[To do] Keeping each line exactly as it is, output all of the records.

-- Extracted records follows --

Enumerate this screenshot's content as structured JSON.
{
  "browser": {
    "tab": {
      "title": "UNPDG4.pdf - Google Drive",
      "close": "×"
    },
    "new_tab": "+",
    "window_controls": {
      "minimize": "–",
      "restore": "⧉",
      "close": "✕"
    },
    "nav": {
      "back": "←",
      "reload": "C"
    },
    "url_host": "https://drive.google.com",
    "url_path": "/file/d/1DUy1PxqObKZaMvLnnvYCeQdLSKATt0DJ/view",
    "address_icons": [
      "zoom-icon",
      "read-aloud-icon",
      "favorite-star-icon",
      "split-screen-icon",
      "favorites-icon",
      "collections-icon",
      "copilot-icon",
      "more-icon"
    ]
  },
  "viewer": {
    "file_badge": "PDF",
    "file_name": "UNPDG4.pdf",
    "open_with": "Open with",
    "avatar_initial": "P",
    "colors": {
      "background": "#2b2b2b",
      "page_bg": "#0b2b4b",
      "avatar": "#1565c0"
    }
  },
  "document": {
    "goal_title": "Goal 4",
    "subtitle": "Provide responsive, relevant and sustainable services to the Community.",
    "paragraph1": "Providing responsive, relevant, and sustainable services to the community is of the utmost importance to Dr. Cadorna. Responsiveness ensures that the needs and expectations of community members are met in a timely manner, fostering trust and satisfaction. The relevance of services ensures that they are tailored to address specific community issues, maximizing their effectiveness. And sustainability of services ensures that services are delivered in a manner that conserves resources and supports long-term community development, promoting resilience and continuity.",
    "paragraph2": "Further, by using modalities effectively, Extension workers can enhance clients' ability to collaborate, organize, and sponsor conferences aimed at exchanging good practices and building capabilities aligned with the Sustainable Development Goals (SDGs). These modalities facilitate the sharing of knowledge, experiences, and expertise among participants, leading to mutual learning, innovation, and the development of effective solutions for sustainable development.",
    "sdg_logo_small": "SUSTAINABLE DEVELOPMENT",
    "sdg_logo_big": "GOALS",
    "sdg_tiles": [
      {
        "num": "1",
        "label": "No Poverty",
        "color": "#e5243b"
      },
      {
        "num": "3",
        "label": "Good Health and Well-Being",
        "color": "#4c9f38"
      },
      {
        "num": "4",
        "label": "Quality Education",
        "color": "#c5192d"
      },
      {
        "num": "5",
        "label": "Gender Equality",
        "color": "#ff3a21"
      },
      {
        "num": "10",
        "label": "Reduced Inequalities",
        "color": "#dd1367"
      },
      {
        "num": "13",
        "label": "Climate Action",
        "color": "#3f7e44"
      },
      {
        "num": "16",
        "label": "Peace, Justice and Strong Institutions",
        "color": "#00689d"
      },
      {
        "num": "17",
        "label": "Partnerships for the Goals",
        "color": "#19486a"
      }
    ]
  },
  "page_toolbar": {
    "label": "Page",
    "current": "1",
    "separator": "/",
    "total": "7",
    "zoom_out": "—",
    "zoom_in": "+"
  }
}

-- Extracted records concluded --

[Exercise output]
Enumerate this screenshot's content as structured JSON.
{
  "browser": {
    "tab": {
      "title": "UNPDG4.pdf - Google Drive",
      "close": "×"
    },
    "new_tab": "+",
    "window_controls": {
      "minimize": "–",
      "restore": "⧉",
      "close": "✕"
    },
    "nav": {
      "back": "←",
      "reload": "C"
    },
    "url_host": "https://drive.google.com",
    "url_path": "/file/d/1DUy1PxqObKZaMvLnnvYCeQdLSKATt0DJ/view",
    "address_icons": [
      "zoom-icon",
      "read-aloud-icon",
      "favorite-star-icon",
      "split-screen-icon",
      "favorites-icon",
      "collections-icon",
      "copilot-icon",
      "more-icon"
    ]
  },
  "viewer": {
    "file_badge": "PDF",
    "file_name": "UNPDG4.pdf",
    "open_with": "Open with",
    "avatar_initial": "P",
    "colors": {
      "background": "#2b2b2b",
      "page_bg": "#0b2b4b",
      "avatar": "#1565c0"
    }
  },
  "document": {
    "goal_title": "Goal 4",
    "subtitle": "Provide responsive, relevant and sustainable services to the Community.",
    "paragraph1": "Providing responsive, relevant, and sustainable services to the community is of the utmost importance to Dr. Cadorna. Responsiveness ensures that the needs and expectations of community members are met in a timely manner, fostering trust and satisfaction. The relevance of services ensures that they are tailored to address specific community issues, maximizing their effectiveness. And sustainability of services ensures that services are delivered in a manner that conserves resources and supports long-term community development, promoting resilience and continuity.",
    "paragraph2": "Further, by using modalities effectively, Extension workers can enhance clients' ability to collaborate, organize, and sponsor conferences aimed at exchanging good practices and building capabilities aligned with the Sustainable Development Goals (SDGs). These modalities facilitate the sharing of knowledge, experiences, and expertise among participants, leading to mutual learning, innovation, and the development of effective solutions for sustainable development.",
    "sdg_logo_small": "SUSTAINABLE DEVELOPMENT",
    "sdg_logo_big": "GOALS",
    "sdg_tiles": [
      {
        "num": "1",
        "label": "No Poverty",
        "color": "#e5243b"
      },
      {
        "num": "3",
        "label": "Good Health and Well-Being",
        "color": "#4c9f38"
      },
      {
        "num": "4",
        "label": "Quality Education",
        "color": "#c5192d"
      },
      {
        "num": "5",
        "label": "Gender Equality",
        "color": "#ff3a21"
      },
      {
        "num": "10",
        "label": "Reduced Inequalities",
        "color": "#dd1367"
      },
      {
        "num": "13",
        "label": "Climate Action",
        "color": "#3f7e44"
      },
      {
        "num": "16",
        "label": "Peace, Justice and Strong Institutions",
        "color": "#00689d"
      },
      {
        "num": "17",
        "label": "Partnerships for the Goals",
        "color": "#19486a"
      }
    ]
  },
  "page_toolbar": {
    "label": "Page",
    "current": "1",
    "separator": "/",
    "total": "7",
    "zoom_out": "—",
    "zoom_in": "+"
  }
}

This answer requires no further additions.